Activity => Go through the material below and copy all lines with "this".

━━━━━━━━━━━━━━━━━━━━━━━━━━━━━━

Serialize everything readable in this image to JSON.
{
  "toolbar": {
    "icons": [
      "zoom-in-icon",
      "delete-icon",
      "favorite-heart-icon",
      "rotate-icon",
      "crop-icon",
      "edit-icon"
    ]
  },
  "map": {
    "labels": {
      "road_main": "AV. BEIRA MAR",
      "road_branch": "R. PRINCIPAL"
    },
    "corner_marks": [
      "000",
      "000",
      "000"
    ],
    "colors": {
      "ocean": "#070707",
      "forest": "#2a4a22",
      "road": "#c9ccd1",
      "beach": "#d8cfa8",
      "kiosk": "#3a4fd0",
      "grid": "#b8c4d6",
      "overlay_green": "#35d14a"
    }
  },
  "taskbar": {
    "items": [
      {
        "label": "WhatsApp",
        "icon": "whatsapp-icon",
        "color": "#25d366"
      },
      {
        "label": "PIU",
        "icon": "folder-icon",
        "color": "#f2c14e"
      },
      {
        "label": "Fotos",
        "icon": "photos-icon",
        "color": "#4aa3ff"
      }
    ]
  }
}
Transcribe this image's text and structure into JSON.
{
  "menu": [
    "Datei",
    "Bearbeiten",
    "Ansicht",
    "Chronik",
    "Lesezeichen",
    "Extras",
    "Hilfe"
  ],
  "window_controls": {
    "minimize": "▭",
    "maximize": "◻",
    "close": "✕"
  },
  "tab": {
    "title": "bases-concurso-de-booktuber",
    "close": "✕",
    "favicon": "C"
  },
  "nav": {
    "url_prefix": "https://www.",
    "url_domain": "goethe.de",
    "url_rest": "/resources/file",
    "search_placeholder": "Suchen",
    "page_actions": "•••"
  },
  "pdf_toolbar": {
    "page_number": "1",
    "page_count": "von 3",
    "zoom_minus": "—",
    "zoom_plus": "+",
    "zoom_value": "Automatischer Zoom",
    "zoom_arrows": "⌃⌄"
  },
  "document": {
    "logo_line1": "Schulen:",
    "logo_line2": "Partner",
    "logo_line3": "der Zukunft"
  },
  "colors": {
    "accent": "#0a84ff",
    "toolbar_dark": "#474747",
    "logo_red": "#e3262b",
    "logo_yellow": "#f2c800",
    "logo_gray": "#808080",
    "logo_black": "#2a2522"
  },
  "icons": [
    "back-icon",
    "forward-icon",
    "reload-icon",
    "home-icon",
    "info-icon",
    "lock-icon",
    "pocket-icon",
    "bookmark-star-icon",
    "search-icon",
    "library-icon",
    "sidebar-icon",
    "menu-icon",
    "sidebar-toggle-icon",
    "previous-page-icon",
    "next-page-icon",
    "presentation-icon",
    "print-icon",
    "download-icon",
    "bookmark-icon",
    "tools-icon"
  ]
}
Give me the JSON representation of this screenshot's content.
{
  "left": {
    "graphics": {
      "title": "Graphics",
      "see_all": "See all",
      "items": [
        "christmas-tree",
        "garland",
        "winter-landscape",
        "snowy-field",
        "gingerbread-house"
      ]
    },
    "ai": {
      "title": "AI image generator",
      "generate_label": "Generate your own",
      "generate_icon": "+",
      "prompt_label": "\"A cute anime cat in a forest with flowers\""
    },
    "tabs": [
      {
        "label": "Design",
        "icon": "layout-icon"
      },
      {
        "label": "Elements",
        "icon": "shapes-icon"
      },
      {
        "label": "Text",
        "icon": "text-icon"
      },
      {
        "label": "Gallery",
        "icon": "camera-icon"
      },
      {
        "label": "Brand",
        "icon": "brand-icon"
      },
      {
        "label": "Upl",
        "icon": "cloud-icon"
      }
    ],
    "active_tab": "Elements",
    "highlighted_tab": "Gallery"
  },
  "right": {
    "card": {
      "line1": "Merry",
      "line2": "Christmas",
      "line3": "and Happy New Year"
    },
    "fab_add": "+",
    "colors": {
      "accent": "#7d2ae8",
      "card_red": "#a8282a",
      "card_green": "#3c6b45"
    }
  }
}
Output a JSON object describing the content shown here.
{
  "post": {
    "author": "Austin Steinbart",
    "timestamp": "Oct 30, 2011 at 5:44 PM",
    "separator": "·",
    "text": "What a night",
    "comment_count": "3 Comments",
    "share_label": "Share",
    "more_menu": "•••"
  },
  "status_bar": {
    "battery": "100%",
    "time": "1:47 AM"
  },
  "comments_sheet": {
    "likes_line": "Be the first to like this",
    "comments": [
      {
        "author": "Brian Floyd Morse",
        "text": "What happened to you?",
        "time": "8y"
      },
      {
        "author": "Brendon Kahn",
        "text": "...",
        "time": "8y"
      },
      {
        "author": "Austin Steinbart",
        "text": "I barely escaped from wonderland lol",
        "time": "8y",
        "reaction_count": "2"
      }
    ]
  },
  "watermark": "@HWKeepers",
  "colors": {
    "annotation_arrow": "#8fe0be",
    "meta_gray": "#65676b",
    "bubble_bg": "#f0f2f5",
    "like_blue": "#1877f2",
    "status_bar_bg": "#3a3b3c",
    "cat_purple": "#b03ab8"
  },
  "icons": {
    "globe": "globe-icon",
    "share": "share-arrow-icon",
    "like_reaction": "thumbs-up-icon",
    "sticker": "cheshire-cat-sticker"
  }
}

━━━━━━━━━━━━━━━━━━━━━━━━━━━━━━

Finished task =>
Serialize everything readable in this image to JSON.
Transcribe this image's text and structure into JSON.
Give me the JSON representation of this screenshot's content.
    "likes_line": "Be the first to like this",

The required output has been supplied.